* **PROBLEM DESCRIPTION**
From the records below, copy the lines that include "Partitions".

===== SOURCE DATA

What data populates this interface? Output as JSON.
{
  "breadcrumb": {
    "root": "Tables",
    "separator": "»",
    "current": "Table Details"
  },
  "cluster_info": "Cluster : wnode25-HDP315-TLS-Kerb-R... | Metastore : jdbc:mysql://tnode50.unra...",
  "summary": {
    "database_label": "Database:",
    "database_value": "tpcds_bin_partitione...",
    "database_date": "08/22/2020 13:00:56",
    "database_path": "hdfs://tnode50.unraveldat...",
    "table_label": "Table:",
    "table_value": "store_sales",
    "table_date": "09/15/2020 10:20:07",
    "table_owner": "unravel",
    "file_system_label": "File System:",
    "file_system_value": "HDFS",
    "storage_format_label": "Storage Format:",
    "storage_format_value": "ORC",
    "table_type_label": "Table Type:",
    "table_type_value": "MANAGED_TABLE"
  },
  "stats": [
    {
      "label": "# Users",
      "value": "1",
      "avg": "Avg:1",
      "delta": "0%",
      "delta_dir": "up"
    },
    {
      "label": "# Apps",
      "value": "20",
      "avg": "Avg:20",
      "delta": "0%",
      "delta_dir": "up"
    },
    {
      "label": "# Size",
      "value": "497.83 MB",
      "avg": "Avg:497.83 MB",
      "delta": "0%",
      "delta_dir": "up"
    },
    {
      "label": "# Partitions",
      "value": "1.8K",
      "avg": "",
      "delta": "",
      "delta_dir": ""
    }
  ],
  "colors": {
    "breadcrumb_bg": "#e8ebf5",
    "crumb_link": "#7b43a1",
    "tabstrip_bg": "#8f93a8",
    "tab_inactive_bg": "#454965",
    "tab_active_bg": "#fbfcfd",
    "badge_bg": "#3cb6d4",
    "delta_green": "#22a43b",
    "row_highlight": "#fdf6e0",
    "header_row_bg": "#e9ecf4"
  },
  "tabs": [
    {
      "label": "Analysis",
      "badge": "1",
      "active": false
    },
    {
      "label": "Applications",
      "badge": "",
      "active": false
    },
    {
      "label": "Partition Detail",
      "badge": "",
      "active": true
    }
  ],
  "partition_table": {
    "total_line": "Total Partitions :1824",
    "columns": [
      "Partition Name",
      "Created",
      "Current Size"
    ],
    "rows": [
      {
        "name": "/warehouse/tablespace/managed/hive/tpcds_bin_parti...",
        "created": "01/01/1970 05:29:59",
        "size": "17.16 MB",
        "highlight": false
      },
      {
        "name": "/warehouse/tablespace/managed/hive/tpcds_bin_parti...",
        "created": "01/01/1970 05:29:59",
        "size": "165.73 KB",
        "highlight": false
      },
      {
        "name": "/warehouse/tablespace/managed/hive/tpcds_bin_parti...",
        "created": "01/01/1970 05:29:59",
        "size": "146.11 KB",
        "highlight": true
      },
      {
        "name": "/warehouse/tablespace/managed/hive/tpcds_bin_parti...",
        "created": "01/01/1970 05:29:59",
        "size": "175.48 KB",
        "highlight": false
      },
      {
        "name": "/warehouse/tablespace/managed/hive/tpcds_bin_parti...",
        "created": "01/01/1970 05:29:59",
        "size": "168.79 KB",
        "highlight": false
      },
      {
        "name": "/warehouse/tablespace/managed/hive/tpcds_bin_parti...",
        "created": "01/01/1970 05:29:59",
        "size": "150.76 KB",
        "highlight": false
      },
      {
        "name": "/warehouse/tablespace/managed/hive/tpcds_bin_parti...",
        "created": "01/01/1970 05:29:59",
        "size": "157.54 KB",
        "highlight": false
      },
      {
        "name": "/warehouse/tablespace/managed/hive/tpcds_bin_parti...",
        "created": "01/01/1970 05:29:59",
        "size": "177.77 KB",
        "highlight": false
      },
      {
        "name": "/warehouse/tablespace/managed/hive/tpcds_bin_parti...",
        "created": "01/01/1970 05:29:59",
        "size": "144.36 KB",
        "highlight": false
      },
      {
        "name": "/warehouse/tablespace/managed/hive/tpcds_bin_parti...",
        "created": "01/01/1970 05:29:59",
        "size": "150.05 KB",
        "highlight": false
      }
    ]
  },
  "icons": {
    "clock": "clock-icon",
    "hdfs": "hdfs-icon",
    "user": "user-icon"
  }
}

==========

* **EXERCISE SOLUTION**
      "label": "# Partitions",
    "total_line": "Total Partitions :1824",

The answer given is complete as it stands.